kill pppd to force the interface down. "ifdown ppp0" wont do it.
Alternatively, you could modify ppp-watch so that it can also act as a
wrapper around demand-dialling configs but I havent even started to
address that one since there isnt any documentation on ppp-watch and I
havent gotten around to searching throught the SRPMS for the source...
POSSIBLE FIX: A much neater solution than the crude workaround from my last
comment. modified ifup-ppp and ifdown-ppp scripts to treat demand dialing as a
special case. ifup-ppp checks both for the "daemon" option or for a demand-dial
config before acting. if neither passes control to ppp-watch as normal,
otherwise proceeds to start pppd. If its a demand-dial config dont try and be
synchronous just start it, otherwise behave as ppp-watch expects. ifdown-ppp
also checks for a demand-dial config if it cant find the ppp-watch pid file and
if it is demand-dialled looks for the pppd pid file instead. when killing the
process if the first SIGTERM doesnt bring it down a demand-dialling pppd is sent
a SIGKILL directly whilst a ppp-watch controlled pppd is dealt with as at
present. This works fine on my system (vanilla RH6.1 install) but YMMV. mail me
if you want my modified scripts.
Just to give you a few more ideas how to do an official fix I'll tell you about
my workaround. Things hang because ppp-watch isn't told by any do_netreport
call. That is since ifup-post is called from ip-up, which isn't executed until
the connection actually is up.
So I added a couple of "(sleep X; do_netreport)&" lines before pppd is exec'ed.
I used a few different values for X. That causes in effect ppp-watch to poll
att these times, and sees that the interface is up at one of them.
Similarily, I added a couple of do_netreport calls between the checks on
/proc/PID in ifdown-ppp.
Dave's suggestions make the most sense, but to act on them we need to
extend the ifcfg format to have something like
in them so that we can easily check to see whether demand dialing
is being done. This may require changes in rp3 as well, though.
We chose not to explicitly support pppd demand dialing so far in part
because of reports of problems with it unrelated to our scripts, and
in part because while we were doing the development, demand dialing

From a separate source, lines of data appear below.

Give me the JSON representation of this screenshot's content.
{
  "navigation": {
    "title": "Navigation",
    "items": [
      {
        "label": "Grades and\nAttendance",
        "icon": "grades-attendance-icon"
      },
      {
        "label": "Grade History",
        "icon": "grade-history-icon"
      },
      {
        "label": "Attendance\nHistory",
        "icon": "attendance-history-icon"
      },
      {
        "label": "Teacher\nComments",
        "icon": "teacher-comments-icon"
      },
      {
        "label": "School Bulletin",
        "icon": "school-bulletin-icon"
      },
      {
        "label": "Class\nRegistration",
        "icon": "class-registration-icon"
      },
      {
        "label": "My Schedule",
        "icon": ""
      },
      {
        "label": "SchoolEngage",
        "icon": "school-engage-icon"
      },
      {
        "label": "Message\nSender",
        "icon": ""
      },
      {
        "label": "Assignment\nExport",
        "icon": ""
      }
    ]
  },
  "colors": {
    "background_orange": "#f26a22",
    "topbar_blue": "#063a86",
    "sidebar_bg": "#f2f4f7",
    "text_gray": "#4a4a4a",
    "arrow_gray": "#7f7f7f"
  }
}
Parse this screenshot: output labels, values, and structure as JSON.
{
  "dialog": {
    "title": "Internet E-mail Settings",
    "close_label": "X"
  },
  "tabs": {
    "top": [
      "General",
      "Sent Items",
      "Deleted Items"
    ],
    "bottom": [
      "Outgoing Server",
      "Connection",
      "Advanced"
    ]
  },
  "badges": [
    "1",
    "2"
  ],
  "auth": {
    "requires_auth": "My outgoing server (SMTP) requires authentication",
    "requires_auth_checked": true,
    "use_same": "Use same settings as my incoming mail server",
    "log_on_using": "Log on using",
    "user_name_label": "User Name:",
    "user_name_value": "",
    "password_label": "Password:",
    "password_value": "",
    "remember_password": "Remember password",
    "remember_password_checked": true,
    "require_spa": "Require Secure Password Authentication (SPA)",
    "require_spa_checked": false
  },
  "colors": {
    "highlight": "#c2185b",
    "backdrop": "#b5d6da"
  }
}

with a non-static IP was not supported. We'll have to look into it
again for our next release.
You probably dont need to change the ifcfg format, its relatively trivial to
test for "demand" in the PPP_OPTIONS string. I'll mail the mods I made directly
to email@example.com, but in brief summary the only overhead it imposes is to
require ifup-ppp to get the config info *before* deciding whether or not to call
ppp-watch and changing the ifcfg format would impose the same condition so I
suspect its a moot point. Anyway, mail is on the way (fron firstname.lastname@example.org
since I'm at work right now...) I suspect you dont need to do much more than
that. I'd be interested to find out whether those mods would, in fact, break
rp3... I dont think so but I'm not sure.
I'm not going to look through the options, that makes for less
readable code. We expand the list of defined tags for the ifcfg
files when we want to do something like this. Keeps the code
hmm, you already do in places.. not the options line but you do the "echo ...
|grep -q ..." thing for other parameters so it didnt seem much of much..
Fair enough, however you want to handle it :) pardon me whilst I just intercept
that email at the gateway...
$ grep grep ifup-ppp
In some scripts, we don't have the option of keeping things as clean
as we would like, but at least in ifup-ppp we don't need to make
things harder for ourselves... :-)
Regardless of the technical issues: To me it would make sense to have a
supported way to configure demand dialing, and the corresponding timout, without
having to rely on free form PPPOPTIIONS.
Yes, of course it would make sense! There's no argument about that.
The point is that there currently isn't one.
*** Bug 9552 has been marked as a duplicate of this bug. ***
By now initscript supports a "DEMAND=yes" configurations. So this bug can presumably be closed now. Right?